Trading 212 has halted offering microchip penny stocks which attracted both regulators and amateur investors in the last two months following social media interest.
The broker said it temporarily halted purchasing penny stocks that were highly illiquid and had a market cap in the tens of millions. The broker is FCA-regulated.
The broker said this suspended trading in penny stocks because they also risked suspension from the relevant exchanges and market makers.
Penny stocks which are tiny-cap stocks, have for a decade been a tool for fraudulent schemes. Such schemes include pump-and-pump, where manipulators hype a stock before exiting positions.
Volatile trading in “meme stocks” has drawn scrutiny from policymakers in the US and other places. The scrutiny has made many brokers stick to the safe side and suspended related products.
Conversations on Twitter and Reddit have driven high retail investor interest. Most notably, the interest is seen in the surge and subsequent plunge in share prices of GameStop, Blackberry, AMC Entertainment, and others.
Trading 212 stops accepting new retail clients.
The massive inflow of new retail investors is an unheard-of phenomenon for the financial markets. Market makers, brokers, regulators, and exchanges are still trying to navigate the new environment.
The broker said they would continue pushing forward as much as trading freedom as possible within the regulatory framework.

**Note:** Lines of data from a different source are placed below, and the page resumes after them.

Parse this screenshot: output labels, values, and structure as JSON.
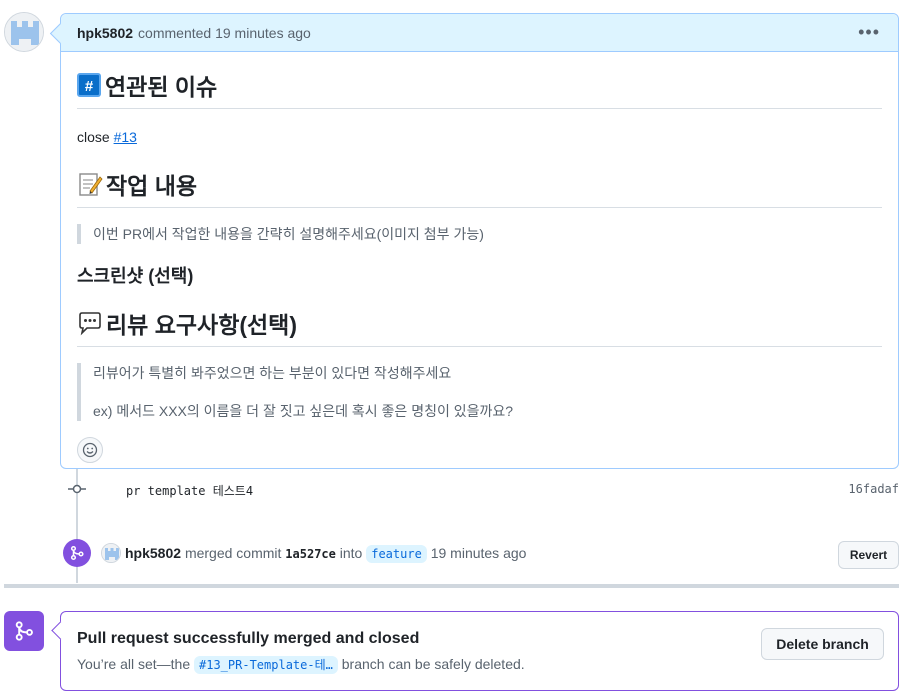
{
  "comment": {
    "author": "hpk5802",
    "meta": "commented 19 minutes ago",
    "menu_icon": "kebab-horizontal-icon",
    "heading1": "연관된 이슈",
    "close_prefix": "close",
    "close_issue": "#13",
    "heading2": "작업 내용",
    "quote1": "이번 PR에서 작업한 내용을 간략히 설명해주세요(이미지 첨부 가능)",
    "heading3": "스크린샷 (선택)",
    "heading4": "리뷰 요구사항(선택)",
    "quote2_line1": "리뷰어가 특별히 봐주었으면 하는 부분이 있다면 작성해주세요",
    "quote2_line2": "ex) 메서드 XXX의 이름을 더 잘 짓고 싶은데 혹시 좋은 명칭이 있을까요?"
  },
  "commit": {
    "message": "pr template 테스트4",
    "sha": "16fadaf"
  },
  "merged_event": {
    "user": "hpk5802",
    "text_merged": "merged commit",
    "sha": "1a527ce",
    "text_into": "into",
    "branch": "feature",
    "time": "19 minutes ago",
    "revert_label": "Revert"
  },
  "merge_status": {
    "title": "Pull request successfully merged and closed",
    "sub_prefix": "You’re all set—the",
    "branch": "#13_PR-Template-테…",
    "sub_suffix": "branch can be safely deleted.",
    "delete_label": "Delete branch"
  },
  "colors": {
    "accent_blue": "#0969da",
    "merged_purple": "#8250df",
    "header_blue_bg": "#ddf4ff"
  }
}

Trading 212 further explains that it will place a notice that purchasing is suspended on each affected stock.
Recently, Trading 212 was among trading platforms that took matters head-on amid volatility in certain stocks.
The broker was getting tougher to restrict trading several highly shorted stocks following a trading frenzy the small investors led.

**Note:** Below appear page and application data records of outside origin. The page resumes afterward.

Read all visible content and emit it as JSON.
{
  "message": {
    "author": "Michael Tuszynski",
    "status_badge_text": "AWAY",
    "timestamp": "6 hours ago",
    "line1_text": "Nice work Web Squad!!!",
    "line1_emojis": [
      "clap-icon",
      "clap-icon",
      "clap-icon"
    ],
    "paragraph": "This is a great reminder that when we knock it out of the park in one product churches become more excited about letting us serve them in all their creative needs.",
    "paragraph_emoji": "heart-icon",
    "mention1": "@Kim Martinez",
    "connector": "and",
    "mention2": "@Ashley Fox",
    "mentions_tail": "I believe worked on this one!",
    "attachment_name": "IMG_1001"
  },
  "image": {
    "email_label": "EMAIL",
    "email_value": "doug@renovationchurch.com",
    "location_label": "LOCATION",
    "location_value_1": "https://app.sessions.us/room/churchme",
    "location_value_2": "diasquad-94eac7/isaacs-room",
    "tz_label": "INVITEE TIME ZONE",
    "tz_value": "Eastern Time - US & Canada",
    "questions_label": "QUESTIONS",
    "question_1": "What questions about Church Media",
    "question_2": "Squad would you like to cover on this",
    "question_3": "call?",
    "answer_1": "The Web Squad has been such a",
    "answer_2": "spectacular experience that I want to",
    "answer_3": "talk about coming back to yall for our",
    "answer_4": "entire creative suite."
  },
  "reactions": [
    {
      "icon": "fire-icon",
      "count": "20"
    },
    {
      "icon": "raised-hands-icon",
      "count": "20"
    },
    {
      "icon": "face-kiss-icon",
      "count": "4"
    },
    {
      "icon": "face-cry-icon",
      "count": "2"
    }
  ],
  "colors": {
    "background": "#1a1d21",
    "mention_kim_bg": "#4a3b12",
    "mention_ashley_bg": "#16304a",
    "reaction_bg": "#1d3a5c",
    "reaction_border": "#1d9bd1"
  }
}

It was extended to reduce the leverage ratio available to silver traders as the grey metal became Reddit mania’s latest flashpoint.
Furthermore, the broker halted new account creation and said they would enable onboarding more clients after processing the existing applications currently in line.

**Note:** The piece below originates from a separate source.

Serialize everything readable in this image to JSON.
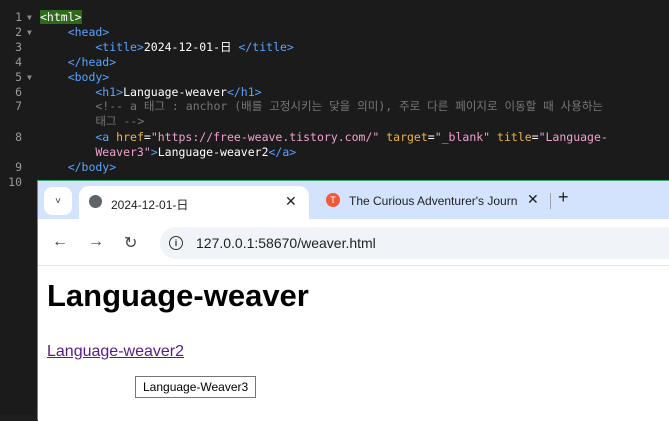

The London-based fintech was one of the brokers, including IG Group and Robinhood, that experienced outages as the number of retail trades spared in many stormy days for the markets.